About this exercise: All lines holding the word "icon" should be located in the records and copied.

Website and app data records:
----------

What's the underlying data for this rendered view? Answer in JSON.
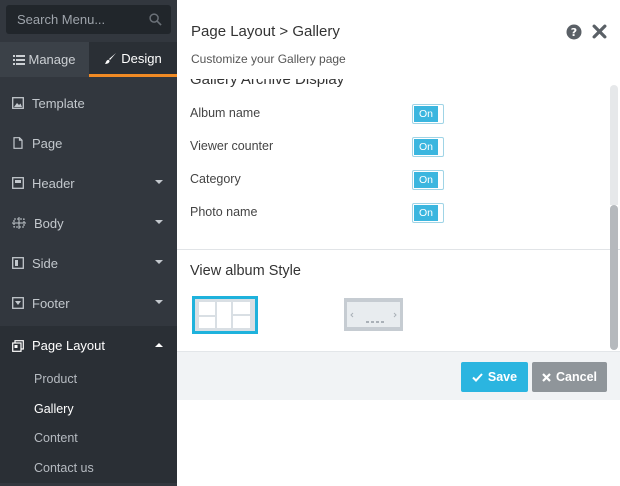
{
  "sidebar": {
    "search": {
      "placeholder": "Search Menu..."
    },
    "tabs": {
      "manage": "Manage",
      "design": "Design"
    },
    "items": [
      {
        "label": "Template",
        "icon": "image-icon"
      },
      {
        "label": "Page",
        "icon": "page-icon"
      },
      {
        "label": "Header",
        "icon": "header-icon",
        "expandable": true
      },
      {
        "label": "Body",
        "icon": "body-icon",
        "expandable": true
      },
      {
        "label": "Side",
        "icon": "side-icon",
        "expandable": true
      },
      {
        "label": "Footer",
        "icon": "footer-icon",
        "expandable": true
      },
      {
        "label": "Page Layout",
        "icon": "page-layout-icon",
        "expandable": true,
        "active": true
      }
    ],
    "subitems": [
      {
        "label": "Product"
      },
      {
        "label": "Gallery",
        "active": true
      },
      {
        "label": "Content"
      },
      {
        "label": "Contact us"
      }
    ]
  },
  "panel": {
    "title": "Page Layout > Gallery",
    "subtitle": "Customize your Gallery page",
    "section_heading": "Gallery Archive Display",
    "settings": [
      {
        "label": "Album name",
        "state": "On"
      },
      {
        "label": "Viewer counter",
        "state": "On"
      },
      {
        "label": "Category",
        "state": "On"
      },
      {
        "label": "Photo name",
        "state": "On"
      }
    ],
    "view_style_title": "View album Style",
    "buttons": {
      "save": "Save",
      "cancel": "Cancel"
    }
  },
  "colors": {
    "sidebar_bg": "#32373e",
    "accent_orange": "#f08a24",
    "toggle_blue": "#3bb6df",
    "save_blue": "#2bb5e0",
    "cancel_gray": "#8f959a"
  }
}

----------

Response:
        "icon": "image-icon"
        "icon": "page-icon"
        "icon": "header-icon",
        "icon": "body-icon",
        "icon": "side-icon",
        "icon": "footer-icon",
        "icon": "page-layout-icon",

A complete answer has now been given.